MPs received almost 190,000 abusive tweets over a three-month period, new research has shown.
One in 20 tweets to MPs were abusive, analysis by BCS – The Chartered Institute for IT and independent think tank Demos found.
They looked at tweets sent to or from a UK MP between May 9 and August 18 2016.
Analysis of the exchanges found that 188,000 were abusive, with almost two thirds of the tweets coming from accounts registered to men.
The abuse peaked on the day of the EU referendum result, June 24, and the day Boris Johnson pulled out of the Conservative leadership race, June 30, the report stated.
Brexit was the most commonly occurring hashtag in abusive tweets, while BorisJohnson and VoteLeave ranked second and third.
Party leaders, deputy leaders and prominent campaigners in the EU referendum were among the most frequently abused MPs, according to the research.
The analysis also found that 34% of the abuse was “unqualified”, as the tweets did not contain any additional information about why the abuse was sent.
Six MPs were subjected to abuse in 10% of the tweets they received, while 34 received none.

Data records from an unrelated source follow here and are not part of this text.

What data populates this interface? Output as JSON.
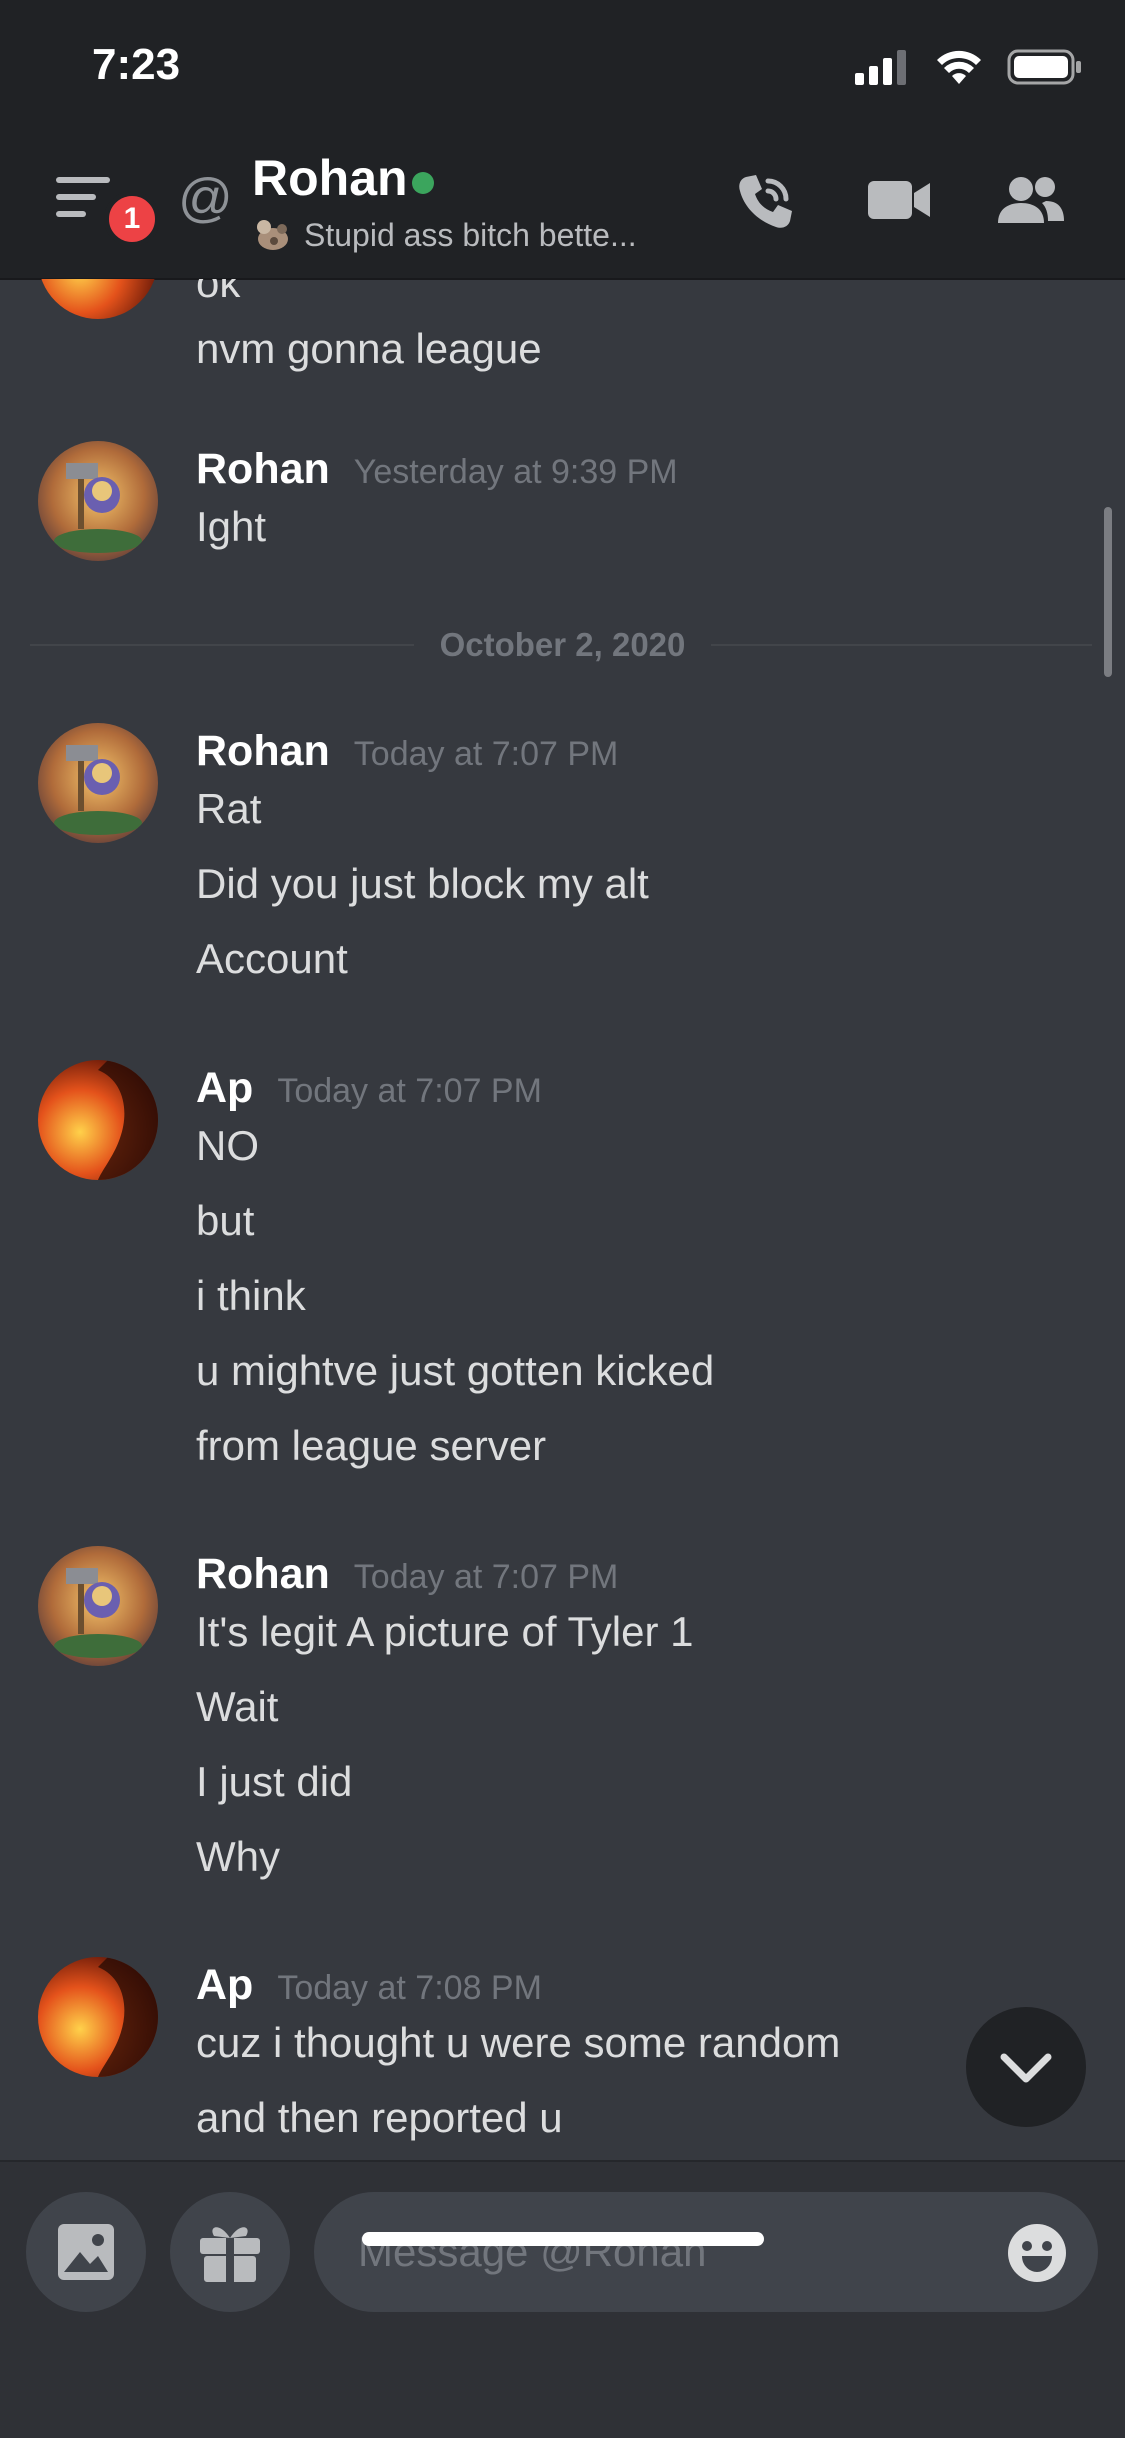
{
  "status_bar": {
    "time": "7:23"
  },
  "header": {
    "unread_count": "1",
    "at_symbol": "@",
    "title": "Rohan",
    "custom_status": "Stupid ass bitch bette...",
    "icons": [
      "menu-icon",
      "call-icon",
      "video-icon",
      "members-icon"
    ]
  },
  "messages": [
    {
      "author": "",
      "timestamp": "",
      "lines": [
        "ok",
        "nvm gonna league"
      ]
    },
    {
      "author": "Rohan",
      "timestamp": "Yesterday at 9:39 PM",
      "lines": [
        "Ight"
      ]
    },
    {
      "author": "Rohan",
      "timestamp": "Today at 7:07 PM",
      "lines": [
        "Rat",
        "Did you just block my alt",
        "Account"
      ]
    },
    {
      "author": "Ap",
      "timestamp": "Today at 7:07 PM",
      "lines": [
        "NO",
        "but",
        "i think",
        "u mightve just gotten kicked",
        "from league server"
      ]
    },
    {
      "author": "Rohan",
      "timestamp": "Today at 7:07 PM",
      "lines": [
        "It's legit A picture of Tyler 1",
        "Wait",
        "I just did",
        "Why"
      ]
    },
    {
      "author": "Ap",
      "timestamp": "Today at 7:08 PM",
      "lines": [
        "cuz i thought u were some random",
        "and then reported u"
      ]
    }
  ],
  "date_divider": "October 2, 2020",
  "composer": {
    "placeholder": "Message @Rohan"
  },
  "colors": {
    "background": "#36393f",
    "header": "#202225",
    "online": "#3ba55d",
    "badge": "#ed4245"
  }
}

The report blamed the “anonymous and ‘safe distance’ nature of social media platforms” for allowing “abuse to be handed out far less respectfully than it would usually be if delivered face-to-face”.
In a foreword to the report, David Evans, director of policy and community at BCS, called for “a cross-party allegiance to work with us and existing social media platforms to improve their offerings, and establish a purpose-built platform to facilitate meaningful and effective political engagement online”.
He added: “Online political engagement is here to stay, and issues around how well it is serving our political process will only increase with time.
“The time to give proper consideration to how the situation can be improved, making IT better for society, is now!”